  • "Yes—yes," he said, rapidly, waving a hand in Borkins's direction. "See tha_t's done at once, please. Tell Constable Roberts to come along with a coupl_f his men. Very decent of these chaps to give you a hand, Mr. Lake. That'_our man, Dollops, isn't it, Headland? Well, hadn't he better take 'e_ownstairs and give 'em a stiff whisky-and-soda? I expect the poor beggar_ave need of it."
  • Cleek held up a silencing hand.
  • "No," he said, firmly. "Not just yet, I think. They may be needed for evidenc_hen the constable comes. Now… ." He crossed over to where the bodies lay, an_ently removed the covering. Merriton went suddenly white, while the doctor, more used to such sights, bit his lips and laid a steadying hand upon th_ounger man's arm.
  • "My God!" cried Sir Nigel, despairingly. "How did they meet their death?"
  • Cleek reached down a finger and gently touched a blackened spot upon Wynne'_emple.
  • "Shot through the head, and the bullet penetrated the brain," he said, quietly. "Small-calibre revolver, too. There's your Frozen Flame for you, m_riend!"
  • But he was hardly prepared for the event that followed. For at this statement, Merriton threw a hand out suddenly, as though warding off a blow, took a ste_orward and peered at that which had once been his friend—and enemy—and the_ave out a strangled cry.

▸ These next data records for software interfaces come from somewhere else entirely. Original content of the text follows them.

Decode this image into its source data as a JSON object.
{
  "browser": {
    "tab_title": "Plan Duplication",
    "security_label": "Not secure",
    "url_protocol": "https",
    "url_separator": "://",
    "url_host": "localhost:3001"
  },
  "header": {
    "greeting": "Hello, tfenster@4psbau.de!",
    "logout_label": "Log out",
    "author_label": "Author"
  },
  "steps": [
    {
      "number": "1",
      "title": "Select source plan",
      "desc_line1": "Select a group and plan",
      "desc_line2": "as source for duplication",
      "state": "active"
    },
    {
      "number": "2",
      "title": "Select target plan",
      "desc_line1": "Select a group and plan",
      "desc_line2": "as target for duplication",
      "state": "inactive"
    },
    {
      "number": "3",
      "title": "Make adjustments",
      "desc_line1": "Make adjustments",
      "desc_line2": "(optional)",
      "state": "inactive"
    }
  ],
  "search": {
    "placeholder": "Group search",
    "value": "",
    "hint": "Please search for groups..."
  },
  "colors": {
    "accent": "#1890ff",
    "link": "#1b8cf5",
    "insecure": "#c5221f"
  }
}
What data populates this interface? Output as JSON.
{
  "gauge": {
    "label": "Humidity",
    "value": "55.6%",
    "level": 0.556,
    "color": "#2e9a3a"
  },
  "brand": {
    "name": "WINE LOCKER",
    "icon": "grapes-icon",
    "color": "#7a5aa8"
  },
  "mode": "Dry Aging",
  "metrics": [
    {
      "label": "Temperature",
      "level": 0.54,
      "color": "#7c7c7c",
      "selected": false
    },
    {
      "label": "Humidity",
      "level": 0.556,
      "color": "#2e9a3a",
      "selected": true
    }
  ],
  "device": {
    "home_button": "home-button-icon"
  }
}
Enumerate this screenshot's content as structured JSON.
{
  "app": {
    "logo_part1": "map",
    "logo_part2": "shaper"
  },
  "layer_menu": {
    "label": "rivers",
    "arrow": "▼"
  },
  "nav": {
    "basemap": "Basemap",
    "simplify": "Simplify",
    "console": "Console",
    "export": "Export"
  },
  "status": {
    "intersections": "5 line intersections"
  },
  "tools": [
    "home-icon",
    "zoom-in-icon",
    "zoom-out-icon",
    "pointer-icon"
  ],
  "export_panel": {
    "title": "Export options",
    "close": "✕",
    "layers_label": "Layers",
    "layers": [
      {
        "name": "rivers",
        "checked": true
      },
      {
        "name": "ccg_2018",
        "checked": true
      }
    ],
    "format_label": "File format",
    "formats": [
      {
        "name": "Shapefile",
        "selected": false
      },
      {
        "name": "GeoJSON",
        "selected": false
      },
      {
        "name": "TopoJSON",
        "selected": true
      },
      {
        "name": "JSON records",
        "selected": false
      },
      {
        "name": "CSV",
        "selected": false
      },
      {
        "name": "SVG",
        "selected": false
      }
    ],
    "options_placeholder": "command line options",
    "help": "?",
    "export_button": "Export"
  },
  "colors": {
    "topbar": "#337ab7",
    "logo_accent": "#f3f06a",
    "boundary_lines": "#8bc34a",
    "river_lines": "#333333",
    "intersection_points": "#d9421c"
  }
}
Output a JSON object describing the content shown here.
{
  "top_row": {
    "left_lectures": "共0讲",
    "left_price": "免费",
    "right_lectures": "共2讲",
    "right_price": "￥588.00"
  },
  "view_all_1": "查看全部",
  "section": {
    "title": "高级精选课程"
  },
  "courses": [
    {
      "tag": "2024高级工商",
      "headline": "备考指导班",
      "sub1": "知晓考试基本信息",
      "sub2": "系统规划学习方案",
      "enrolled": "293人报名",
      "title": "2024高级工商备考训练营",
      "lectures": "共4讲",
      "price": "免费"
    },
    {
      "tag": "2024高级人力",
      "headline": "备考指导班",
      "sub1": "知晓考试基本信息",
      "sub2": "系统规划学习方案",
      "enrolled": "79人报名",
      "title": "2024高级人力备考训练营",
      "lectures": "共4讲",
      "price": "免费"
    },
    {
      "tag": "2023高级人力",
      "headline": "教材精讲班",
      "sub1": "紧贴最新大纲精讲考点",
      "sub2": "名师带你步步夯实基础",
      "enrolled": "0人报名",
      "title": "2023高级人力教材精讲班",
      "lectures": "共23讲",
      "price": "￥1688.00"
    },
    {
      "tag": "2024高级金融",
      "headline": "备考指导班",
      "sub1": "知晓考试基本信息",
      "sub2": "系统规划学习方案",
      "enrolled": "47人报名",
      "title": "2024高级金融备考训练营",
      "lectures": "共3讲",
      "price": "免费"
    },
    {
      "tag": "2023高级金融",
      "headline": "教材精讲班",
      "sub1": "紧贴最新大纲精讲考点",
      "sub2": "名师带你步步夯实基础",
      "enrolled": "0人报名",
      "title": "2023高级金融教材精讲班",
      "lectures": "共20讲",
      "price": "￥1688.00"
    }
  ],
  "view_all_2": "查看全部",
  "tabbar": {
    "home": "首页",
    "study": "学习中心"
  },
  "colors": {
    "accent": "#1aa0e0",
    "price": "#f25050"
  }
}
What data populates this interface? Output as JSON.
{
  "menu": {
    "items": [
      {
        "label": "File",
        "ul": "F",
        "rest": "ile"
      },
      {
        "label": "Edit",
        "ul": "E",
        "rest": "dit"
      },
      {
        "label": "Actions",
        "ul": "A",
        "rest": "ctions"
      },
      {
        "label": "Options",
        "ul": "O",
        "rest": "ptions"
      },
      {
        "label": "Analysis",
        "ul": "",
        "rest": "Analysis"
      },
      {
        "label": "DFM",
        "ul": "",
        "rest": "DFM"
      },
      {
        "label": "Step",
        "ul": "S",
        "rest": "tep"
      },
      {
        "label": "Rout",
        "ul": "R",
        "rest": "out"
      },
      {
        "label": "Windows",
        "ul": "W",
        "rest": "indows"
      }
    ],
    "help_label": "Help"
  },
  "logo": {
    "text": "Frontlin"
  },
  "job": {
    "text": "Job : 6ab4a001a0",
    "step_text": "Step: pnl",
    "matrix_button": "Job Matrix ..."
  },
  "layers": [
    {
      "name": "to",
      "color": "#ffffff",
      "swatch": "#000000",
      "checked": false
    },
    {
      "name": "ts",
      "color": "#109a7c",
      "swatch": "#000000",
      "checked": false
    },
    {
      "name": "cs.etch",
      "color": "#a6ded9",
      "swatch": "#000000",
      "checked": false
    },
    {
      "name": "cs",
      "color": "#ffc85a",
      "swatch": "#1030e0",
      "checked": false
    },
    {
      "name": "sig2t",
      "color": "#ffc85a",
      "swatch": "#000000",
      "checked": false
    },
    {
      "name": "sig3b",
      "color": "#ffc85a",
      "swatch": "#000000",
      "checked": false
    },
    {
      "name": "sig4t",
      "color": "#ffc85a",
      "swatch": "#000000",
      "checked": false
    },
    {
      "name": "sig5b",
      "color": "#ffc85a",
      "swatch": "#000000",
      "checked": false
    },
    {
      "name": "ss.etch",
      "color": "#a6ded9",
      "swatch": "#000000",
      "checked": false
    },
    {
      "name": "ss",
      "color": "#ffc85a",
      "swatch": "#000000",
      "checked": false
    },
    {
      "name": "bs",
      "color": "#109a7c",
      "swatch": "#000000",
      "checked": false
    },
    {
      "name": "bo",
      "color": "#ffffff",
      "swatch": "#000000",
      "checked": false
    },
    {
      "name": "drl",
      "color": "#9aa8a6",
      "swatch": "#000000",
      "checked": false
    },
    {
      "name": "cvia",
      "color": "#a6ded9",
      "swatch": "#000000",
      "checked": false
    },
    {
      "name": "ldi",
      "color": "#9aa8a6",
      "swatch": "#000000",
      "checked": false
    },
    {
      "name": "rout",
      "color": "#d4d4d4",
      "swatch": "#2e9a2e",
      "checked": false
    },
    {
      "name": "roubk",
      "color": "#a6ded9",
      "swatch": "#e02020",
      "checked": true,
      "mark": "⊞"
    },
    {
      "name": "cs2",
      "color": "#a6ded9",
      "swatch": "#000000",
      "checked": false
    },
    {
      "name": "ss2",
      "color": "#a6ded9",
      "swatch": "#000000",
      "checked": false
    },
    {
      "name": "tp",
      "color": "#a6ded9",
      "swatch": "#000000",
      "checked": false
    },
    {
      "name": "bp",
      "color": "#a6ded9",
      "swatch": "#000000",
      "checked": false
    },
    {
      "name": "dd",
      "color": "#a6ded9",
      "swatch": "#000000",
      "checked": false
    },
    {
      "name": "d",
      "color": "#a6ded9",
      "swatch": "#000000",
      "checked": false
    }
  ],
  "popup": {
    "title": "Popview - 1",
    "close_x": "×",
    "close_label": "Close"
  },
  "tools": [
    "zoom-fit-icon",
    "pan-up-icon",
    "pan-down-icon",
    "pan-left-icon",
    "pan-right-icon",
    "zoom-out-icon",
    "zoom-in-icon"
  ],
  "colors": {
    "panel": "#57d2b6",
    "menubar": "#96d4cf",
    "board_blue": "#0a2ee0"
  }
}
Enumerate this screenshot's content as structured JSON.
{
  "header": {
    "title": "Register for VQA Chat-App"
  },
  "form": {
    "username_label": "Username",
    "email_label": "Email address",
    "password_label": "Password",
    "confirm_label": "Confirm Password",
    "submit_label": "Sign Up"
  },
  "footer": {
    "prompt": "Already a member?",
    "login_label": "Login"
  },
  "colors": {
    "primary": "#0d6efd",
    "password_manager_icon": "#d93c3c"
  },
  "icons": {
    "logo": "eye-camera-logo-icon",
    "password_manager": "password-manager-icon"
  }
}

  • "Shot through the head!" he fairly shrieked, as Borkins came quietly into th_oom, and stopped short at the sound of his master's voice. "I tell you it'_mpossible— _impossible_! It wasn't my shot, Mr. Headland—it couldn't hav_een!"